HK Natural History Society: An evening with the porcupines at Black’s Link,
Saturday 20 August 2022.
Report by Peter Stuckey
It was a beautiful evening as eight of us gathered at Wanchai Gap for a 6 pm rendezvous. Black kites (Milvus migrans) were circling overhead riding the evening thermals. The park is always well kept, rewarding those who turned up early with a wide variety of plants – currently the crepe myrtle, curcuma and the allamandas were among the blooms.
The views as we walked up to Black’s Link were classic and hugely rewarding for the effort involved!
During the evening’s walk we saw some Buttercup orchids (Spathoglottis pubescens), Melastoma, St John’s Lily (Crinum asiaticum).
Ted gave us an introduction on porcupines explaining they were among the largest rodents after capybaras, coypus, muskrats and beavers. Rodents are mammals that have a continuously growing pair of incisor teeth in the upper and lower jaws. The Order “Rodentia” is so named from the Latin “rodere” = to gnaw. They get a bad press as one of the best known rodents, of course, are Brown rats but in Hong Kong there are also Pallas’s squirrels in this Order.
We stopped at a sitting out area by a pylon while the sunset passed and night fell. A couple of feral cats appeared but slinked off into the night.
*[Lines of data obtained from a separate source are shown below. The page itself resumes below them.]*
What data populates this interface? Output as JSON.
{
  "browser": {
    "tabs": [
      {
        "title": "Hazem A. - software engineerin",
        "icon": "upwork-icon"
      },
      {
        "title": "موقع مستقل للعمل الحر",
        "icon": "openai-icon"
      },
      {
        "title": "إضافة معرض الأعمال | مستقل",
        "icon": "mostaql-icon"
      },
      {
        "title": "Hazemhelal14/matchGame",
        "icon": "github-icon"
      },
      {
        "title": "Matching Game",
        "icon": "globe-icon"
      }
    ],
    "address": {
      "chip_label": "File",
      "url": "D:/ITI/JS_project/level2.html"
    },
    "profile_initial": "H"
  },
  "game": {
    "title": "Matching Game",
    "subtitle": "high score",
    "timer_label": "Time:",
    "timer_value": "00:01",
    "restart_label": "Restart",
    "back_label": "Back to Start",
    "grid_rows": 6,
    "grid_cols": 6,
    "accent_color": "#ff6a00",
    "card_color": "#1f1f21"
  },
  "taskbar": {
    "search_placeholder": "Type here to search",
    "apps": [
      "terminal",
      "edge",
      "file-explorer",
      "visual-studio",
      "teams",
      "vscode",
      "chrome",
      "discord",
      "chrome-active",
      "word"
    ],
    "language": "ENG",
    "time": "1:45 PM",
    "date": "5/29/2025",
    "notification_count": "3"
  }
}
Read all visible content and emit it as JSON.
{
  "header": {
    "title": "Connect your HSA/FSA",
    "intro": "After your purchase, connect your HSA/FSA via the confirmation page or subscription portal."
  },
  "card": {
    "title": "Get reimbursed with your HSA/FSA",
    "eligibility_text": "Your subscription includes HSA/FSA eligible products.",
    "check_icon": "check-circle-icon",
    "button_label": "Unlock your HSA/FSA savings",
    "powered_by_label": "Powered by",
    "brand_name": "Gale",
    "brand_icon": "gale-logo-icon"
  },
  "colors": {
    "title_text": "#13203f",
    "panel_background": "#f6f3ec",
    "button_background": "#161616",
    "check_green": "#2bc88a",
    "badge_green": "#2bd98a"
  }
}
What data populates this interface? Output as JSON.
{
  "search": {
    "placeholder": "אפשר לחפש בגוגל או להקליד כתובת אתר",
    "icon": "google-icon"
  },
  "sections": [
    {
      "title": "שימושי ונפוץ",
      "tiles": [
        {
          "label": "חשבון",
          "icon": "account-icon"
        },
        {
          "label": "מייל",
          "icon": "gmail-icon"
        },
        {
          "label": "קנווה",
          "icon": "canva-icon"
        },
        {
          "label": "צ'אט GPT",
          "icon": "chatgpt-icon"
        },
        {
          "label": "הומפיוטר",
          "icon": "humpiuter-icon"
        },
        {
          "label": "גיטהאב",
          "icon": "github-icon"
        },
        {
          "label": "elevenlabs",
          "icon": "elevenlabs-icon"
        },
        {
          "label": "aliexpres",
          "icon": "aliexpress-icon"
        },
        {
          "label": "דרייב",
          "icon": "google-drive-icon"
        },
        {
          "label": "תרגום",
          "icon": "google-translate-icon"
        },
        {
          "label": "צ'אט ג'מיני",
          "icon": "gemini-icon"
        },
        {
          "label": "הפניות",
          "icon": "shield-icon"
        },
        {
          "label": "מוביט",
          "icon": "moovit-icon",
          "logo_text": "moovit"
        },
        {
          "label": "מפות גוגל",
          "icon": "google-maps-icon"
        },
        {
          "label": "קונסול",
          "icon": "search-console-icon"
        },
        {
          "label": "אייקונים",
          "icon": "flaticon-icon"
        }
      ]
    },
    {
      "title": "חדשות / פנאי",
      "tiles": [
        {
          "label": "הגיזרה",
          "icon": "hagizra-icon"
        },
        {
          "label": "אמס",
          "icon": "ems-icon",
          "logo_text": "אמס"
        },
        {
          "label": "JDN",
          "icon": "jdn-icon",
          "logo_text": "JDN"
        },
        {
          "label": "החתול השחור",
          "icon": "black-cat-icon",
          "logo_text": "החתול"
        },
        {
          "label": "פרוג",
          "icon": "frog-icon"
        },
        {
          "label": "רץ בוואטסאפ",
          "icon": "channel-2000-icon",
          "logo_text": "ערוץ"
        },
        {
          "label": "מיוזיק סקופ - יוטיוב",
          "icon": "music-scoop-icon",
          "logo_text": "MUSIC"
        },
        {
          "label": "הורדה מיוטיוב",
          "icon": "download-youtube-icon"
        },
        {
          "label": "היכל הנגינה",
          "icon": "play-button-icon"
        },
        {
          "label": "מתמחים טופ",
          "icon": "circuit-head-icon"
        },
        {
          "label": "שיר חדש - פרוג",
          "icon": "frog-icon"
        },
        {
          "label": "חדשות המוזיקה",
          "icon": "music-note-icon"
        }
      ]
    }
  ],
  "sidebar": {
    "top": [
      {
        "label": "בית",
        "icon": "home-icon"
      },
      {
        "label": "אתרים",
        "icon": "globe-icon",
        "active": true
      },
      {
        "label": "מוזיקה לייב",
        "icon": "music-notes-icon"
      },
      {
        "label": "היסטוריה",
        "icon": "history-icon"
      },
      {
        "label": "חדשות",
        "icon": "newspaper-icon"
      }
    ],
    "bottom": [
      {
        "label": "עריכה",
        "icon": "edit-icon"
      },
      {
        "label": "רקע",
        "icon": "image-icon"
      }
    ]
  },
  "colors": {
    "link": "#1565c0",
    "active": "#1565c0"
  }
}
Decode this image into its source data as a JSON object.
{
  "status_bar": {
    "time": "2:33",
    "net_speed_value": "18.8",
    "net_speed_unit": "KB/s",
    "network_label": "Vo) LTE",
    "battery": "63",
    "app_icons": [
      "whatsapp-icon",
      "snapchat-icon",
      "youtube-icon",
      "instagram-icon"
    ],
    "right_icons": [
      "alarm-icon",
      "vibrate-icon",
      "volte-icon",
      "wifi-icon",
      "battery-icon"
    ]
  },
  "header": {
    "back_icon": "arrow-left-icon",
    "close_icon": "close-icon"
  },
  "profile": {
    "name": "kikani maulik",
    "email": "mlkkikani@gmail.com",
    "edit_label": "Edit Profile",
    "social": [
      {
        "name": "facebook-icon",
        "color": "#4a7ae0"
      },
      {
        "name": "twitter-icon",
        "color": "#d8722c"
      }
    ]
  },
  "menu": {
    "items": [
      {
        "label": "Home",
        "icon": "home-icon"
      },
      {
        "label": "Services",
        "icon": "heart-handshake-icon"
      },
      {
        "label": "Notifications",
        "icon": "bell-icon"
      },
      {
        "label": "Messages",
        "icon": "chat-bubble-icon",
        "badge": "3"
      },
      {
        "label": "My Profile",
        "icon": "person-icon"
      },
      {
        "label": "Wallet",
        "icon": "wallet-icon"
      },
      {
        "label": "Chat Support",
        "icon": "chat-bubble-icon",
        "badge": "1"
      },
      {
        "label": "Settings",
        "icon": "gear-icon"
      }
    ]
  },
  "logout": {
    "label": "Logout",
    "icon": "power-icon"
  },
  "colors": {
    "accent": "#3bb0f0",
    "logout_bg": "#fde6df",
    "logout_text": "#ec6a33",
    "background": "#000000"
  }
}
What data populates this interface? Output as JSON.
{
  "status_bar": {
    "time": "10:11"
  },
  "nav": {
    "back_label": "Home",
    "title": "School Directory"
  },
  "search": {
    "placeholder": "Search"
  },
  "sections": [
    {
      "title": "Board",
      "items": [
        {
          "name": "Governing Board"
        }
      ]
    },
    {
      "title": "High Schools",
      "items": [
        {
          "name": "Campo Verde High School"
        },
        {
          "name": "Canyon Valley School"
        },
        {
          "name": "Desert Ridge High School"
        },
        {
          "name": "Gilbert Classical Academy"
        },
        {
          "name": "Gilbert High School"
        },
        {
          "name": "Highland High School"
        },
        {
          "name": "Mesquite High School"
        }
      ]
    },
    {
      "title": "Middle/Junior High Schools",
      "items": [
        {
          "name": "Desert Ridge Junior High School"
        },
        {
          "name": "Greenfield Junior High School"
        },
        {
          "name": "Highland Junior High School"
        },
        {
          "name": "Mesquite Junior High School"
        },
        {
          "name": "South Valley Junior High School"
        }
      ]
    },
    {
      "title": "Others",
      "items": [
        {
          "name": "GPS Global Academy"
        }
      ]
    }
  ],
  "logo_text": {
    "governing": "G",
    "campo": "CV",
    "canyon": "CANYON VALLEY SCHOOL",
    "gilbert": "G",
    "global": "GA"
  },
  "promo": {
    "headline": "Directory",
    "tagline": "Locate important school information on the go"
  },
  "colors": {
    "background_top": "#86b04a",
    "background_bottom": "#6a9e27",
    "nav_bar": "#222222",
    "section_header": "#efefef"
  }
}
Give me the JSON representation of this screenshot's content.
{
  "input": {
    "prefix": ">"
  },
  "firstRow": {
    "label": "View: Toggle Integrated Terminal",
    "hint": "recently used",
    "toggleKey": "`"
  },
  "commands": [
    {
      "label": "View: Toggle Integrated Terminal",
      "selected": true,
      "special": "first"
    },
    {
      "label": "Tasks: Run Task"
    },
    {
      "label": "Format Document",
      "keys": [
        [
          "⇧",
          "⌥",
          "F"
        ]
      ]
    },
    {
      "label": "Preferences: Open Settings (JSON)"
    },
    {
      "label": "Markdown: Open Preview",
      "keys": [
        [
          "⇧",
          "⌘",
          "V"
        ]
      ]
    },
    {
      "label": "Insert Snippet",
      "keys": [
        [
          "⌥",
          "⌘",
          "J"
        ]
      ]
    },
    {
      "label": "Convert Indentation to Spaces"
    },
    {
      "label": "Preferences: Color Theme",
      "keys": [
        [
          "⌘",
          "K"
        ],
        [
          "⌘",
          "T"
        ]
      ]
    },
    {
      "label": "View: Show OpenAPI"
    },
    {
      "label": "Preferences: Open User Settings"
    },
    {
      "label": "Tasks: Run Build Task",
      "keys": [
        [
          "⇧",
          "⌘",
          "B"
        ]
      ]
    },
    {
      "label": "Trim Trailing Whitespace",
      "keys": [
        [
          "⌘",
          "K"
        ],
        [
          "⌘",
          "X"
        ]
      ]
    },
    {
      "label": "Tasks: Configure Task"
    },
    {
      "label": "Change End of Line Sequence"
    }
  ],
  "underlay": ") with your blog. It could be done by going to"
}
Soon after we resumed our walk, we were each rewarded by several sightings of porcupines, some alone and some in pairs. We spotted them in the woodland beside the road or even crossing the road. They appeared undeterred by our presence, our excitement and noise – not even disturbed by our torches which we were able to use to assist in photography.
The front part of their body is covered in brown spines up to 5 cms. long but the most characteristic feature are the black and white quills attached to the hidquarters of the porcupine. The quills are up to 25 cms. long, hollow, and made a rattling noise particularly when the porcupine was agitated. This is a first warning sign. If further upset the porcupine erects its quills and stamps its feet. It may then turn its back and charge backwards to the disturbance and as a matter of defence, drive its quills, painfully, into the intruder. Quills are not thrown but will detach into the victim. The quill is hard to remove and may ultimately lead to injury or death of, say, an over-inquisitive dog.
Some of the group also saw wild boar crossing the road but on this occasion we did not see any toads or fireflies that we saw on a visit by HKNHS on 29 May 2020. We finished the walk at Wong Nei Cheong Gap about 8:30pm. after a thoroughly pleasant and satisfying evening.